Life intervened, and my career took a different path. While I watched the industry from afar, I saw the techniques I learned in college become obsolete or outdated.
Three decades later, I have an opportunity (through the good graces of the Rhode Island School of Design) to catch up on some of the widgetry that's replaced the old kinescopes and editing benches of my undergraduate days. I'm taking a course in Adobe After Effects techniques that seems to marry what I used to know with what I don't know now.
My first homework assignment for After Effects was an open-ended project: I could choose any opening credits sequence from a film or television show, and "re-imagine" the sequence in whatever way I'd like. The only restriction was that I needed to use three of the After Effects techniques I had learned in class dealing with opacity, scale, and position of image layers.

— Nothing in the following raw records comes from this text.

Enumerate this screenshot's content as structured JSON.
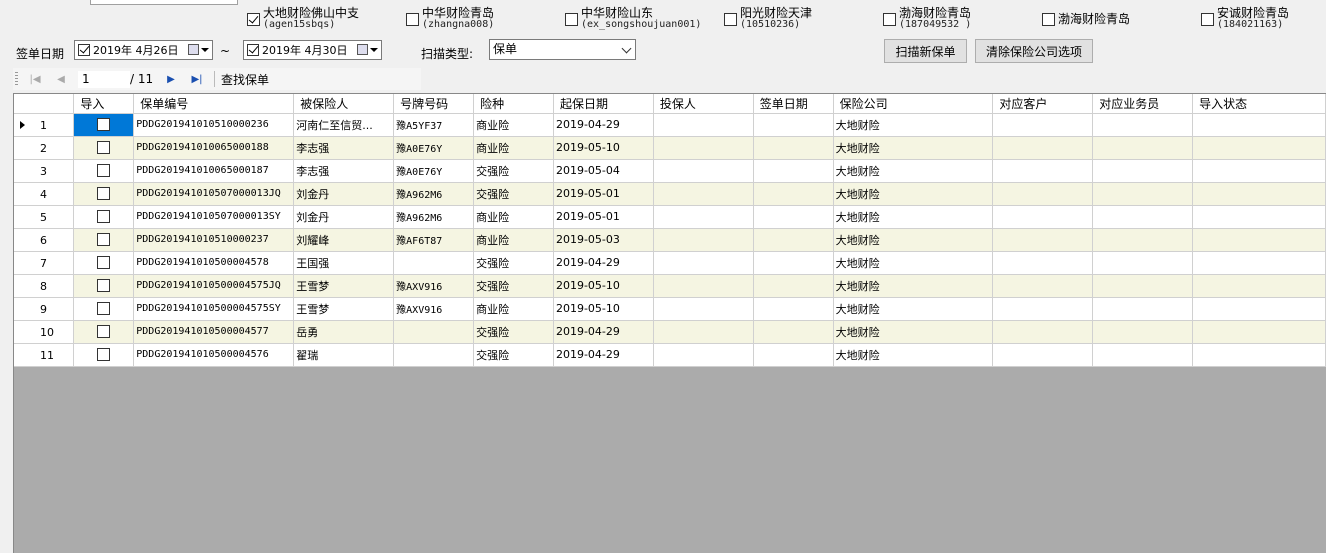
{
  "companies": [
    {
      "name": "大地财险佛山中支",
      "code": "(agen15sbqs)",
      "checked": true
    },
    {
      "name": "中华财险青岛",
      "code": "(zhangna008)",
      "checked": false
    },
    {
      "name": "中华财险山东",
      "code": "(ex_songshoujuan001)",
      "checked": false
    },
    {
      "name": "阳光财险天津",
      "code": "(10510236)",
      "checked": false
    },
    {
      "name": "渤海财险青岛",
      "code": "(187049532 )",
      "checked": false
    },
    {
      "name": "渤海财险青岛",
      "code": "",
      "checked": false
    },
    {
      "name": "安诚财险青岛",
      "code": "(184021163)",
      "checked": false
    }
  ],
  "filters": {
    "sign_date_label": "签单日期",
    "date_from": "2019年  4月26日",
    "date_to": "2019年  4月30日",
    "tilde": "~",
    "scan_type_label": "扫描类型:",
    "scan_type_value": "保单"
  },
  "buttons": {
    "scan_new": "扫描新保单",
    "clear_options": "清除保险公司选项"
  },
  "navigator": {
    "position": "1",
    "total": "/ 11",
    "find": "查找保单"
  },
  "table": {
    "columns": [
      "导入",
      "保单编号",
      "被保险人",
      "号牌号码",
      "险种",
      "起保日期",
      "投保人",
      "签单日期",
      "保险公司",
      "对应客户",
      "对应业务员",
      "导入状态"
    ],
    "rows": [
      {
        "num": "1",
        "policy": "PDDG201941010510000236",
        "insured": "河南仁至信贸...",
        "plate": "豫A5YF37",
        "type": "商业险",
        "start": "2019-04-29",
        "applicant": "",
        "sign": "",
        "company": "大地财险",
        "customer": "",
        "salesman": "",
        "status": ""
      },
      {
        "num": "2",
        "policy": "PDDG201941010065000188",
        "insured": "李志强",
        "plate": "豫A0E76Y",
        "type": "商业险",
        "start": "2019-05-10",
        "applicant": "",
        "sign": "",
        "company": "大地财险",
        "customer": "",
        "salesman": "",
        "status": ""
      },
      {
        "num": "3",
        "policy": "PDDG201941010065000187",
        "insured": "李志强",
        "plate": "豫A0E76Y",
        "type": "交强险",
        "start": "2019-05-04",
        "applicant": "",
        "sign": "",
        "company": "大地财险",
        "customer": "",
        "salesman": "",
        "status": ""
      },
      {
        "num": "4",
        "policy": "PDDG201941010507000013JQ",
        "insured": "刘金丹",
        "plate": "豫A962M6",
        "type": "交强险",
        "start": "2019-05-01",
        "applicant": "",
        "sign": "",
        "company": "大地财险",
        "customer": "",
        "salesman": "",
        "status": ""
      },
      {
        "num": "5",
        "policy": "PDDG201941010507000013SY",
        "insured": "刘金丹",
        "plate": "豫A962M6",
        "type": "商业险",
        "start": "2019-05-01",
        "applicant": "",
        "sign": "",
        "company": "大地财险",
        "customer": "",
        "salesman": "",
        "status": ""
      },
      {
        "num": "6",
        "policy": "PDDG201941010510000237",
        "insured": "刘耀峰",
        "plate": "豫AF6T87",
        "type": "商业险",
        "start": "2019-05-03",
        "applicant": "",
        "sign": "",
        "company": "大地财险",
        "customer": "",
        "salesman": "",
        "status": ""
      },
      {
        "num": "7",
        "policy": "PDDG201941010500004578",
        "insured": "王国强",
        "plate": "",
        "type": "交强险",
        "start": "2019-04-29",
        "applicant": "",
        "sign": "",
        "company": "大地财险",
        "customer": "",
        "salesman": "",
        "status": ""
      },
      {
        "num": "8",
        "policy": "PDDG201941010500004575JQ",
        "insured": "王雪梦",
        "plate": "豫AXV916",
        "type": "交强险",
        "start": "2019-05-10",
        "applicant": "",
        "sign": "",
        "company": "大地财险",
        "customer": "",
        "salesman": "",
        "status": ""
      },
      {
        "num": "9",
        "policy": "PDDG201941010500004575SY",
        "insured": "王雪梦",
        "plate": "豫AXV916",
        "type": "商业险",
        "start": "2019-05-10",
        "applicant": "",
        "sign": "",
        "company": "大地财险",
        "customer": "",
        "salesman": "",
        "status": ""
      },
      {
        "num": "10",
        "policy": "PDDG201941010500004577",
        "insured": "岳勇",
        "plate": "",
        "type": "交强险",
        "start": "2019-04-29",
        "applicant": "",
        "sign": "",
        "company": "大地财险",
        "customer": "",
        "salesman": "",
        "status": ""
      },
      {
        "num": "11",
        "policy": "PDDG201941010500004576",
        "insured": "翟瑞",
        "plate": "",
        "type": "交强险",
        "start": "2019-04-29",
        "applicant": "",
        "sign": "",
        "company": "大地财险",
        "customer": "",
        "salesman": "",
        "status": ""
      }
    ]
  }
}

I chose to remake the title sequence of what is undoubtedly my favorite film: director William Wyler's 1946 classic, The Best Years of Our Lives. Although the movie was beautifully filmed by cinematographer Gregg Toland, the opening credits were dull, static title cards dissolving into each other.
The Best Years of Our Lives was a story about soldiers, sailors, and airmen returning to civilian life after their struggle for survival through World War II. Audiences of 1946 knew that struggle intimately in their own lives, so there was no need at the time to portray that struggle on screen. Seventy years have put a lot of distance between us and that incredible time, so I thought I would try to show a few moments of that global battle as the credits appeared. Here's my attempt at condensing years of history into a minute and seventeen seconds:
(Apparently Youtube isn't going to let me upload this video correctly, so you'll just have to click the link. Sorry!)